by Rae Williams
Growing up, I never thought I was model material. I was the biggest out of all of my girlfriends, and always made sure to be the funniest since I was obviously not the prettiest. There weren’t women my size in magazines, on runways or on television really.
I loved performing though, always on a stage dancing or participating in the school plays. I dreamed of being an actress living in California or New York. When I was 14, my acting teacher in high school recommended everyone who wanted to pursue acting seriously get head shots done. At my headshot session, the photographer encouraged me to try modeling because of how naturally the camera captured me.
At that time, plus size models were hardly a thing but I loved the idea of being able to empower girls and women my size to feel confident with themselves and found it just really fun. The plus modeling industry that I fell in love with, was a voice to represent the everyday woman.
The industry has since exploded, plus models are being featured in major campaigns, on billboards, in commercials and in international magazines. We’ve also all witnessed how much plus size fashion has evolved. It’s a beautiful thing, truly.
However, a new trend has also emerged. Instead of representing the every day woman, the industry has highlighted the hour glass shape of plus size women, which is not an accurate depiction of the every day woman who wears double digit clothing sizes. The models we often see representing plus size bodies are often coke bottle shaped, with tiny waists that most can only dream of.

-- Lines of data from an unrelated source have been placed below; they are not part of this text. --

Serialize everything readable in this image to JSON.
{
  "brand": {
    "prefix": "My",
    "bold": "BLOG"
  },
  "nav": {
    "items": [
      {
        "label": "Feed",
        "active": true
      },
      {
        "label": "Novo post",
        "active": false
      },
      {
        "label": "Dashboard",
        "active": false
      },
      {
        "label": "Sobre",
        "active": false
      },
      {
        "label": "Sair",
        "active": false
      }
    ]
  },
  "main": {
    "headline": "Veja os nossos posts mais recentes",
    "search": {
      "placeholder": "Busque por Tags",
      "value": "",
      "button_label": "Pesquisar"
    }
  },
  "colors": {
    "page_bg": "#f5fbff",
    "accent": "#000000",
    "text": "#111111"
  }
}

As a size 12/14 woman, with narrow hips, I’m often subjected to cruel remarks of being skinny, or having my “plus size model” badge questioned. I’m not hippy, or busty, but I do shop and wear plus size clothes. Am I less of a woman, or model just because my body type isn’t coke bottle shaped?? I don’t think so!
Glorifying certain body shapes, hair styles or ethnicities over others is only empowering to those who happen to have the features that are celebrated. It leaves a whole margin, which is the majority, out of the equation.

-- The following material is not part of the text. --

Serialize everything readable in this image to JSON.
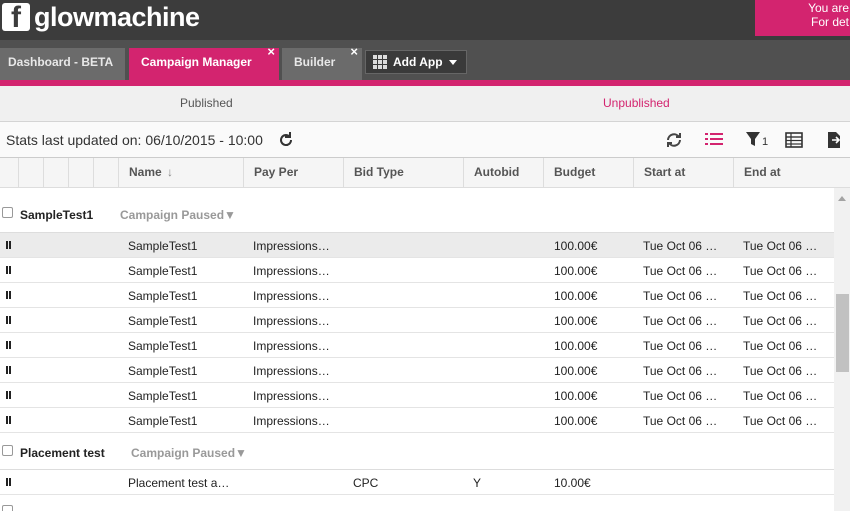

The above is the reason I created the hashtag #EmbodyMyBeauty to encourage others to find and accept their own beauty. Whether that comes in a triangle shape, kinky coils that shrink, or skin tones that are less celebrated. Every person is and deserves to feel beautiful in their own skin, exactly how they are despite whatever trends the media is pushing of what beauty looks like.
It’s important for young people (especially girls) to see the variations of beauty that exist so that they won’t grow up feeling less than based on how their hair grows or how their body is shaped.
Beauty is not one size fits all, and everyone should be able to Embody their Beauty, unapologetically.